#### SOURCE MATERIAL:

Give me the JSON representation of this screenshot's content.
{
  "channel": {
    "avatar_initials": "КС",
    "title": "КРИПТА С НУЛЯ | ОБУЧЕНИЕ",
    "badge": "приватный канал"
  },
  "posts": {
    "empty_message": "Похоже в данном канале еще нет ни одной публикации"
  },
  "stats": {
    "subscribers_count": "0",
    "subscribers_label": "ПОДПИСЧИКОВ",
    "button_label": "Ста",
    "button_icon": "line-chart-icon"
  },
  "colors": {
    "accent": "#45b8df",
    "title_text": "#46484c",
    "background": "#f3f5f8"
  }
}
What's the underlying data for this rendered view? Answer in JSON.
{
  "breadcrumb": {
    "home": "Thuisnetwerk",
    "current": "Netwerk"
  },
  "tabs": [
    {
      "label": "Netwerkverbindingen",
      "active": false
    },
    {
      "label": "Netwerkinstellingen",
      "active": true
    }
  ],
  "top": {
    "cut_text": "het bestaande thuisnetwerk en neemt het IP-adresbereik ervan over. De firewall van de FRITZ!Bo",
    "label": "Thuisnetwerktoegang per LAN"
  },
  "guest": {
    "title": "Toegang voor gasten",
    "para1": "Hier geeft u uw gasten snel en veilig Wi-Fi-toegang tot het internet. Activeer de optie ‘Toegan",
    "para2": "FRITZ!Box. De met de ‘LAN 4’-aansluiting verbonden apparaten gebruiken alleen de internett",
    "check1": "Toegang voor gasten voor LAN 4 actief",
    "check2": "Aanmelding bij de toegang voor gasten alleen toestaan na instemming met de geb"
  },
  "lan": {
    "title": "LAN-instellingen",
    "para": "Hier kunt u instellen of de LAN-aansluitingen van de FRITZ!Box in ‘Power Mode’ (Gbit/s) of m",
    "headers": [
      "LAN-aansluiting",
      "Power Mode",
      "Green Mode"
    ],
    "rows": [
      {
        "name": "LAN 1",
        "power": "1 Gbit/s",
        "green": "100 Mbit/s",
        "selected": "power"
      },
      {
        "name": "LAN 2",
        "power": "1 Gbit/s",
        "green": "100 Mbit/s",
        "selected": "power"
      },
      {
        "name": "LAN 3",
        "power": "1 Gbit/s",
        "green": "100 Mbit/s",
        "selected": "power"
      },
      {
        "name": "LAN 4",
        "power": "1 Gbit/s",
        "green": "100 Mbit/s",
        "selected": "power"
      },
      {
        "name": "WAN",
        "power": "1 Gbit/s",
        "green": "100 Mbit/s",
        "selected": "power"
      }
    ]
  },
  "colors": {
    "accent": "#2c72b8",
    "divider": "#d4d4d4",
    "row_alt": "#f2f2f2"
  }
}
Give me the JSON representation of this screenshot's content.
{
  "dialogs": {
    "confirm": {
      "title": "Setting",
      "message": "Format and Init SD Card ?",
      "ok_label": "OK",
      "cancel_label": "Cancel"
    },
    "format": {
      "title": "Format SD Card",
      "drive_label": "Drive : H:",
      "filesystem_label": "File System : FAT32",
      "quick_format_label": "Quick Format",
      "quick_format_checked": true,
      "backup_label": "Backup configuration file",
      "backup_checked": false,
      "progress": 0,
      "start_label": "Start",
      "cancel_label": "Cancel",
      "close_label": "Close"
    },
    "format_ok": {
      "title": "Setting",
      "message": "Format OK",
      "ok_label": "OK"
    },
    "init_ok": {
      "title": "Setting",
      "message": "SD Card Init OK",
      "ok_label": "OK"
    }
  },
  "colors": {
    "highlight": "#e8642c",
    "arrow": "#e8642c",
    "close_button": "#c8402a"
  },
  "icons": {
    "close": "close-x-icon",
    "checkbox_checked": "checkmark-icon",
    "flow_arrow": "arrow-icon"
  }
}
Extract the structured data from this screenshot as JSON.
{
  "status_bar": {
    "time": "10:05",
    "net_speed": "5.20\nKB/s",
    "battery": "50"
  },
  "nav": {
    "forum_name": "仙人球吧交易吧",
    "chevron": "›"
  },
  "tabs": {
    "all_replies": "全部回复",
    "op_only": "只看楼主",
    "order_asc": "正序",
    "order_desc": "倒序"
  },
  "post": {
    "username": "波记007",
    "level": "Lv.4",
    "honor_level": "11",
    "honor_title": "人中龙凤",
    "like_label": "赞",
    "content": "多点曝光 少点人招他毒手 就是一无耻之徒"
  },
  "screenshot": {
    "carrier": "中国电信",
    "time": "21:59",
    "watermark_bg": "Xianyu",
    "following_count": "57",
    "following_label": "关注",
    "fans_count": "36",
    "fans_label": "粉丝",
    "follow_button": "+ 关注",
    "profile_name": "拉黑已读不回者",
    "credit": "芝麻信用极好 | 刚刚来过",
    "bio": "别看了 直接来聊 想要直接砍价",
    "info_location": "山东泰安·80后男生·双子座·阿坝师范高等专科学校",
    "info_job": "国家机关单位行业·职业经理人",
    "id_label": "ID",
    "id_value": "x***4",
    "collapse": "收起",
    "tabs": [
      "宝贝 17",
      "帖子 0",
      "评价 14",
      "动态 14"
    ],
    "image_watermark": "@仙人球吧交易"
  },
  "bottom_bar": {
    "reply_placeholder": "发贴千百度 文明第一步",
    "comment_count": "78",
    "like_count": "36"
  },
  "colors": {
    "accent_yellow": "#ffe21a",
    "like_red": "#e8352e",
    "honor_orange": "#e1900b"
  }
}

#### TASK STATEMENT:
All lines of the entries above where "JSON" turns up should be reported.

#### EXERCISE RESULT:
Give me the JSON representation of this screenshot's content.
What's the underlying data for this rendered view? Answer in JSON.
Give me the JSON representation of this screenshot's content.
Extract the structured data from this screenshot as JSON.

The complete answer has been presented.